Rosario Vargas: Racial profiling remains a significant issue nationwide
The continuing racial profiling of minority communities in California and other states has reached all-time highs. This issue is a major problem because Blacks and Latinos are the first targeted by racial profiling.
Prevailing stereotypes that people of color are more likely to perpetrate crimes has much to do with the matter. Officers are able to get away with profiling by simply declaring the victim’s behavior as “suspicious.” Actions as simple as driving a luxury car or standing outside a bank can result in police stopping or searching an individual.
Statistics show a strong correlation between police brutality and their stereotypical images of minorities. According to the Bureau of Justice Statistics research during 2008, Hispanic males were three times and Black males twice as likely to get pulled over than whites nationwide.
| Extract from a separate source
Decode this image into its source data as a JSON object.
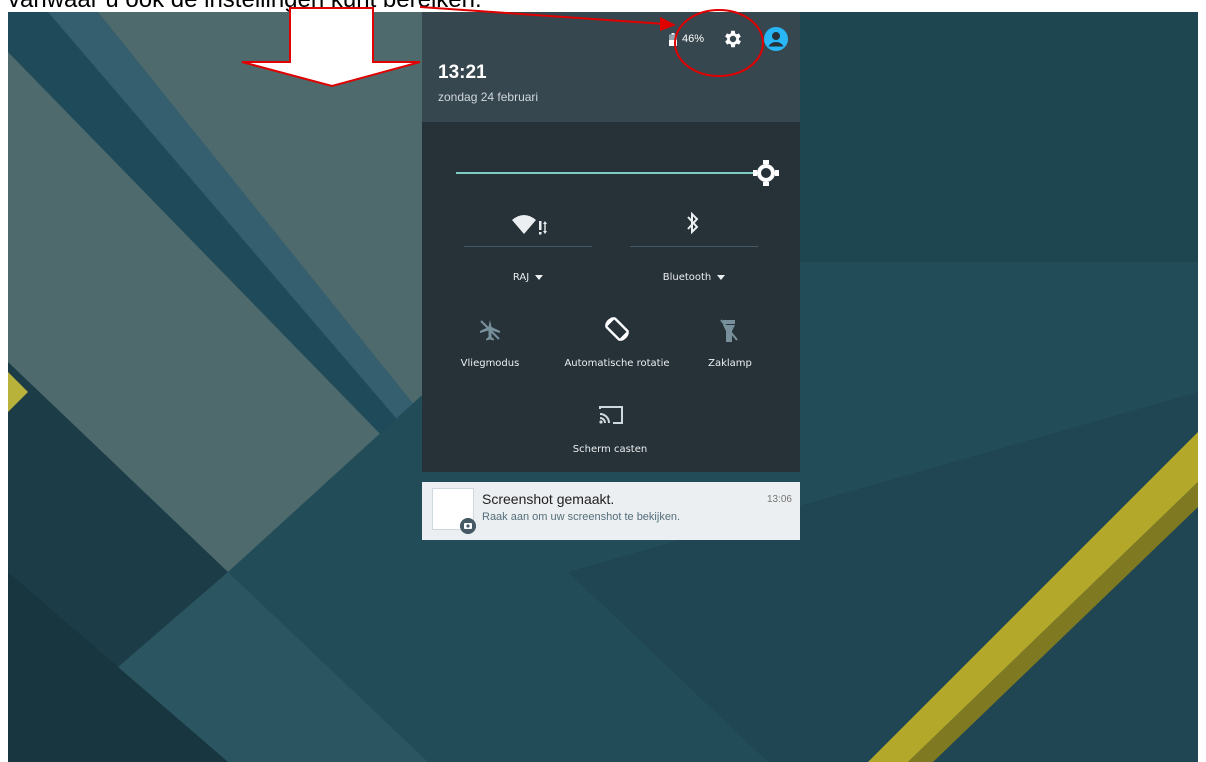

It is no coincidence that violent acts against minority groups don’t get the same attention from media. The media plays a crucial role in shaping perceptions of others, including those in minority communities. Institutions of power like the media and police must work on programs to better present cases of social injustice against minority communities and to promote legislation to take racial bias seriously.